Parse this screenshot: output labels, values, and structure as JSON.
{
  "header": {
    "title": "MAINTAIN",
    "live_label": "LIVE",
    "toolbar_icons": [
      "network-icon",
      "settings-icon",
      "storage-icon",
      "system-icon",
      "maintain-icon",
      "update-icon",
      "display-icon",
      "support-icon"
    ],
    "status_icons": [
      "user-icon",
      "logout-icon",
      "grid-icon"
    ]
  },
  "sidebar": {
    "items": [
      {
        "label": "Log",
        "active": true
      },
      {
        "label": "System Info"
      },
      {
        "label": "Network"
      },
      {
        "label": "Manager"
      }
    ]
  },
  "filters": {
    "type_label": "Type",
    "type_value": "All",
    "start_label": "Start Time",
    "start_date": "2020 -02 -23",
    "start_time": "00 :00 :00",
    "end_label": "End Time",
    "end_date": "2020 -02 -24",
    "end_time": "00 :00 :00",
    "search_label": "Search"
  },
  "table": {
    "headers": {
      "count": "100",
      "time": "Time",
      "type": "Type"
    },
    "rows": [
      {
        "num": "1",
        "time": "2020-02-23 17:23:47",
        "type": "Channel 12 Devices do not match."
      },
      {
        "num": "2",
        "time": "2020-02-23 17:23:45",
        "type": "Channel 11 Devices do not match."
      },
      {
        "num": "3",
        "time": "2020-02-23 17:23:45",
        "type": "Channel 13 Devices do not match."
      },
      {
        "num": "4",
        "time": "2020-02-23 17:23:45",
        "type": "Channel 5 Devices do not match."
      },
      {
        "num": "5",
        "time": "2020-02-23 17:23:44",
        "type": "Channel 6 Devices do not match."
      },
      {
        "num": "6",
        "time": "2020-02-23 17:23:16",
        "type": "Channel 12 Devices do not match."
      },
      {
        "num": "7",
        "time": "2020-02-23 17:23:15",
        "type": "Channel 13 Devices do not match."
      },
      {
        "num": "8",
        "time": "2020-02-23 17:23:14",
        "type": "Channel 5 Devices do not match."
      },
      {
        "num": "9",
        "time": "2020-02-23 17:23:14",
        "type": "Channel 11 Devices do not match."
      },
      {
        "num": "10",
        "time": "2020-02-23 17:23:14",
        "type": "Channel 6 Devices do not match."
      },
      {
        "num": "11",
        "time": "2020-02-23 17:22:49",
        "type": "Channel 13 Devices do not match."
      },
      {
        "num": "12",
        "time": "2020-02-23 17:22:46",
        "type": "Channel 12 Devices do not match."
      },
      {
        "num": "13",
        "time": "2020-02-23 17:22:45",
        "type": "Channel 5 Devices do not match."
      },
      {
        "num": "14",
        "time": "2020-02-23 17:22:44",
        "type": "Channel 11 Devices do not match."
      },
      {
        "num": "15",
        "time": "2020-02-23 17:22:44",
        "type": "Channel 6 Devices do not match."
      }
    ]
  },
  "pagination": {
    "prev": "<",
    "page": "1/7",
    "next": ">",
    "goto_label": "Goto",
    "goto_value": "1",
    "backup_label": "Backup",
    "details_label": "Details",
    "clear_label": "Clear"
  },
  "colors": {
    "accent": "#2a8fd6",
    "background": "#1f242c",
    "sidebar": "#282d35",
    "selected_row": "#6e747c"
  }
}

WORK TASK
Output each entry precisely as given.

YOUR RESPONSE
Parse this screenshot: output labels, values, and structure as JSON.
{
  "header": {
    "title": "MAINTAIN",
    "live_label": "LIVE",
    "toolbar_icons": [
      "network-icon",
      "settings-icon",
      "storage-icon",
      "system-icon",
      "maintain-icon",
      "update-icon",
      "display-icon",
      "support-icon"
    ],
    "status_icons": [
      "user-icon",
      "logout-icon",
      "grid-icon"
    ]
  },
  "sidebar": {
    "items": [
      {
        "label": "Log",
        "active": true
      },
      {
        "label": "System Info"
      },
      {
        "label": "Network"
      },
      {
        "label": "Manager"
      }
    ]
  },
  "filters": {
    "type_label": "Type",
    "type_value": "All",
    "start_label": "Start Time",
    "start_date": "2020 -02 -23",
    "start_time": "00 :00 :00",
    "end_label": "End Time",
    "end_date": "2020 -02 -24",
    "end_time": "00 :00 :00",
    "search_label": "Search"
  },
  "table": {
    "headers": {
      "count": "100",
      "time": "Time",
      "type": "Type"
    },
    "rows": [
      {
        "num": "1",
        "time": "2020-02-23 17:23:47",
        "type": "Channel 12 Devices do not match."
      },
      {
        "num": "2",
        "time": "2020-02-23 17:23:45",
        "type": "Channel 11 Devices do not match."
      },
      {
        "num": "3",
        "time": "2020-02-23 17:23:45",
        "type": "Channel 13 Devices do not match."
      },
      {
        "num": "4",
        "time": "2020-02-23 17:23:45",
        "type": "Channel 5 Devices do not match."
      },
      {
        "num": "5",
        "time": "2020-02-23 17:23:44",
        "type": "Channel 6 Devices do not match."
      },
      {
        "num": "6",
        "time": "2020-02-23 17:23:16",
        "type": "Channel 12 Devices do not match."
      },
      {
        "num": "7",
        "time": "2020-02-23 17:23:15",
        "type": "Channel 13 Devices do not match."
      },
      {
        "num": "8",
        "time": "2020-02-23 17:23:14",
        "type": "Channel 5 Devices do not match."
      },
      {
        "num": "9",
        "time": "2020-02-23 17:23:14",
        "type": "Channel 11 Devices do not match."
      },
      {
        "num": "10",
        "time": "2020-02-23 17:23:14",
        "type": "Channel 6 Devices do not match."
      },
      {
        "num": "11",
        "time": "2020-02-23 17:22:49",
        "type": "Channel 13 Devices do not match."
      },
      {
        "num": "12",
        "time": "2020-02-23 17:22:46",
        "type": "Channel 12 Devices do not match."
      },
      {
        "num": "13",
        "time": "2020-02-23 17:22:45",
        "type": "Channel 5 Devices do not match."
      },
      {
        "num": "14",
        "time": "2020-02-23 17:22:44",
        "type": "Channel 11 Devices do not match."
      },
      {
        "num": "15",
        "time": "2020-02-23 17:22:44",
        "type": "Channel 6 Devices do not match."
      }
    ]
  },
  "pagination": {
    "prev": "<",
    "page": "1/7",
    "next": ">",
    "goto_label": "Goto",
    "goto_value": "1",
    "backup_label": "Backup",
    "details_label": "Details",
    "clear_label": "Clear"
  },
  "colors": {
    "accent": "#2a8fd6",
    "background": "#1f242c",
    "sidebar": "#282d35",
    "selected_row": "#6e747c"
  }
}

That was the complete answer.